Refrigerator Repair Guide

Refrigerator Repair Guide

refrigerator repair guideFor the DIY-inclined, the below guides will assist in completing simple repairs on your refrigerator. It is impossible to write guides applicable for every model of refrigerator, so in some cases there may be additional steps required to complete repairs.

DISCLAIMER: Appliance Repair can be dangerous, especially when dealing with electricity. The electrical current generated from wall outlets can be enough to kill someone. Please exercise extreme caution when working with appliances. GSAR cannot be held liable for injuries due to misuse of our repair guides.

How to Manually Defrost a Refrigerator

For the majority of refrigerators, cooling is generated in the freezer section where a fan circulates the cold air to the refrigerator compartment. The refrigerator temperature is controlled by a damper that limits airflow. Most modern refrigerators feature automatic defrost systems. When the defrost system fails, one or both sides of the refrigerator will usually stop cooling shortly after.

A failed defrost system is usually indicated by frost buildup in the back wall of the refrigerator or freezer compartment. If your refrigerator has exposed coils behind it, you may also notice frost buildup on these.

Diagnosing and repairing a refrigerator’s defrost system can be difficult as several parts can be involved, and the repair process is more involved than most appliance repairs. For this reason, we generally do not recommend the average consumer attempt this repair.

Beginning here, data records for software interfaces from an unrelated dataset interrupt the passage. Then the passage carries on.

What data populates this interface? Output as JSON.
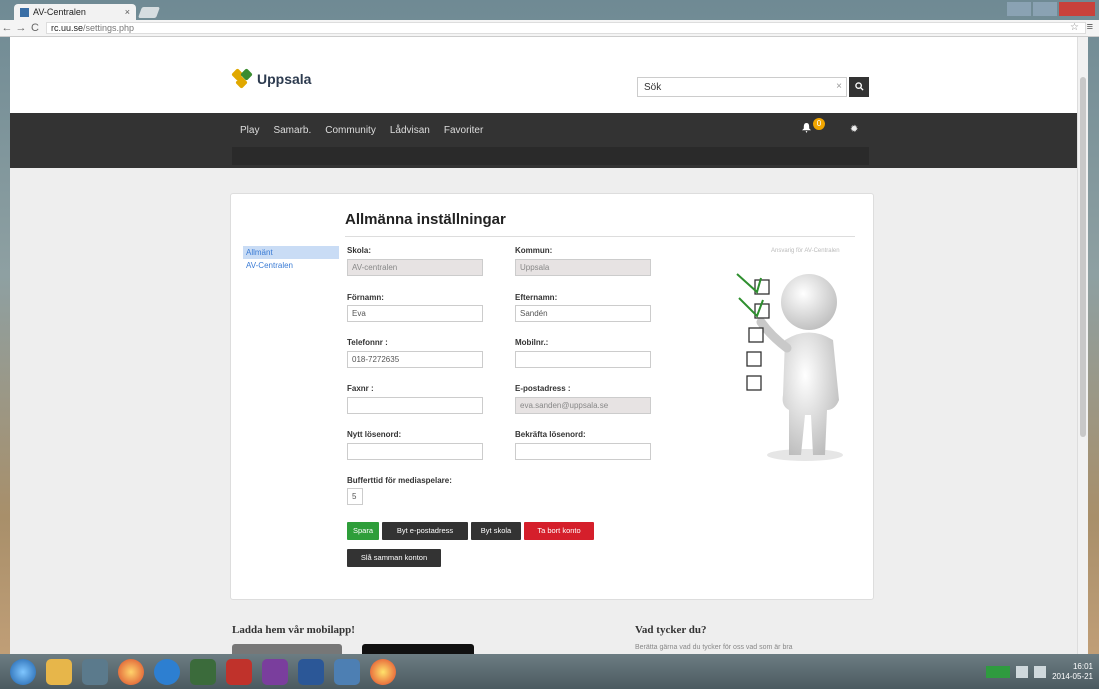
{
  "browser": {
    "tab_title": "AV-Centralen",
    "tab_close": "×",
    "url_host": "rc.uu.se",
    "url_path": "/settings.php",
    "back": "←",
    "forward": "→",
    "reload": "C",
    "star": "☆",
    "menu": "≡",
    "win_min": "",
    "win_max": "",
    "win_close": ""
  },
  "header": {
    "logo_text": "Uppsala",
    "search_value": "Sök",
    "search_clear": "×",
    "search_icon": "🔍"
  },
  "nav": {
    "items": [
      "Play",
      "Samarb.",
      "Community",
      "Lådvisan",
      "Favoriter"
    ],
    "badge_count": "0",
    "bell": "🔔",
    "gear": "✹"
  },
  "settings": {
    "title": "Allmänna inställningar",
    "sidebar": [
      {
        "label": "Allmänt",
        "active": true
      },
      {
        "label": "AV-Centralen",
        "active": false
      }
    ],
    "hint": "Ansvarig för AV-Centralen",
    "fields": {
      "skola_label": "Skola:",
      "skola_value": "AV-centralen",
      "kommun_label": "Kommun:",
      "kommun_value": "Uppsala",
      "fornamn_label": "Förnamn:",
      "fornamn_value": "Eva",
      "efternamn_label": "Efternamn:",
      "efternamn_value": "Sandén",
      "telefon_label": "Telefonnr :",
      "telefon_value": "018-7272635",
      "mobil_label": "Mobilnr.:",
      "mobil_value": "",
      "fax_label": "Faxnr :",
      "fax_value": "",
      "epost_label": "E-postadress :",
      "epost_value": "eva.sanden@uppsala.se",
      "nytt_label": "Nytt lösenord:",
      "nytt_value": "",
      "bekrafta_label": "Bekräfta lösenord:",
      "bekrafta_value": "",
      "buffert_label": "Bufferttid för mediaspelare:",
      "buffert_value": "5"
    },
    "buttons": {
      "spara": "Spara",
      "e_postadress": "Byt e-postadress",
      "skola": "Byt skola",
      "ta_bort": "Ta bort konto",
      "sla_samman": "Slå samman konton"
    }
  },
  "footer": {
    "app_heading": "Ladda hem vår mobilapp!",
    "feedback_heading": "Vad tycker du?",
    "feedback_text": "Berätta gärna vad du tycker för oss vad som är bra"
  },
  "taskbar": {
    "time": "16:01",
    "date": "2014-05-21"
  }
}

However, knowing how to manually defrost a refrigerator is useful for ensuring that no food is lost before a professional repair service can arrive.

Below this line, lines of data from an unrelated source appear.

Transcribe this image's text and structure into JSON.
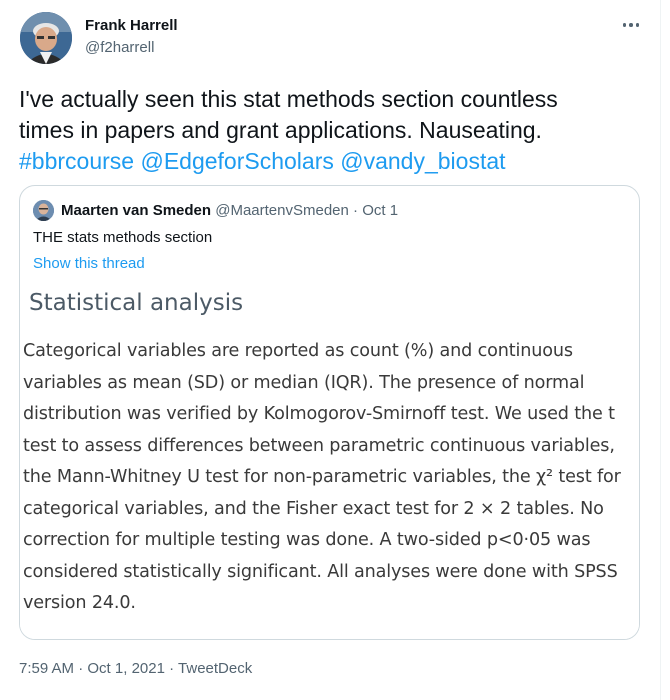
{
  "tweet": {
    "author": {
      "name": "Frank Harrell",
      "handle": "@f2harrell"
    },
    "more_icon": "more-horizontal-icon",
    "text_lines": [
      {
        "plain": "I've actually seen this stat methods section countless"
      },
      {
        "plain": "times in papers and grant applications.  Nauseating."
      }
    ],
    "tags": [
      "#bbrcourse",
      "@EdgeforScholars",
      "@vandy_biostat"
    ],
    "timestamp": {
      "time": "7:59 AM",
      "sep1": "·",
      "date": "Oct 1, 2021",
      "sep2": "·",
      "source": "TweetDeck"
    }
  },
  "quote": {
    "author": {
      "name": "Maarten van Smeden",
      "handle": "@MaartenvSmeden"
    },
    "sep": "·",
    "date": "Oct 1",
    "text": "THE stats methods section",
    "show_thread": "Show this thread",
    "image": {
      "heading": "Statistical analysis",
      "lines": [
        "Categorical variables are reported as count (%) and continuous",
        "variables as mean (SD) or median (IQR). The presence of normal",
        "distribution was verified by Kolmogorov-Smirnoff test. We used the t",
        "test to assess differences between parametric continuous variables,",
        "the Mann-Whitney U test for non-parametric variables, the χ² test for",
        "categorical variables, and the Fisher exact test for 2 × 2 tables. No",
        "correction for multiple testing was done. A two-sided p<0·05 was",
        "considered statistically significant. All analyses were done with SPSS",
        "version 24.0."
      ]
    }
  },
  "colors": {
    "link": "#1d9bf0",
    "text": "#0f1419",
    "muted": "#536471",
    "border": "#cfd9de"
  }
}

If the defrost system has failed, manually defrosting the refrigerator may allow it to continue to cool for up to 14 days. The problem will most likely occur again, and when it does, we do not recommend repeating this process more than a few times as running an automatic defrost refrigerator with a failed defrost system will cause additional wear and tear on the internal components of your refrigerator, along with causing it to cool less efficiently.

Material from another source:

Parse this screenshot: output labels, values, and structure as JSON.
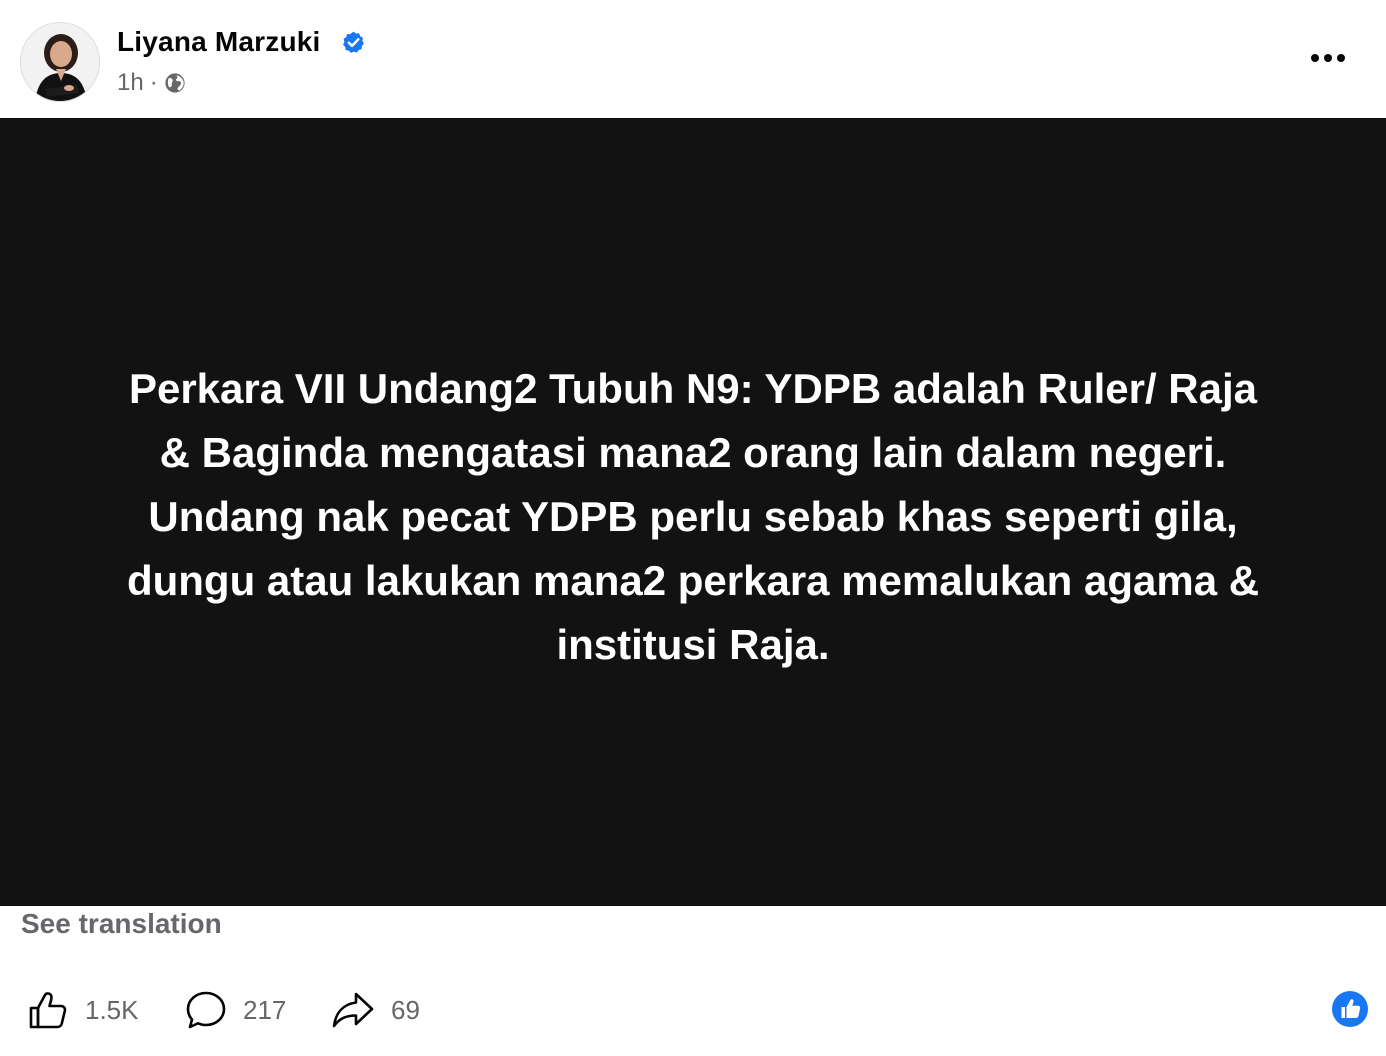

  1. Unplug the refrigerator. If the plug cannot be reached, turn off the breaker switched on the circuit breaker panel that is powering the machine.
  2. Trash any spoiled foods and place the remaining food in a cooler with ice until the manual defrost procedure is complete.
  3. Place several large, absorbent towels around the base of the refrigerator.
  4. Open all doors of the refrigerator, placing obstacles in front of each door to prevent them from closing.
  5. Allow the refrigerator to sit for at least eight hours.
  6. Clean up and collected water inside of the refrigerator and in your towels.
  7. Recalibrate the refrigerator’s temperature back to factory settings. For most refrigerators, this is the middle setting.
  8. Close the doors.
  9. Plug the refrigerator back in or turn the breaker switch back on.
  10. Let the refrigerator run for about 20 minutes — then check the temperature. The freezer compartment should have dropped about twenty degrees from room temperature.
  11. Allow the refrigerator to run for 24 hours before resetting the temperature settings to your preference.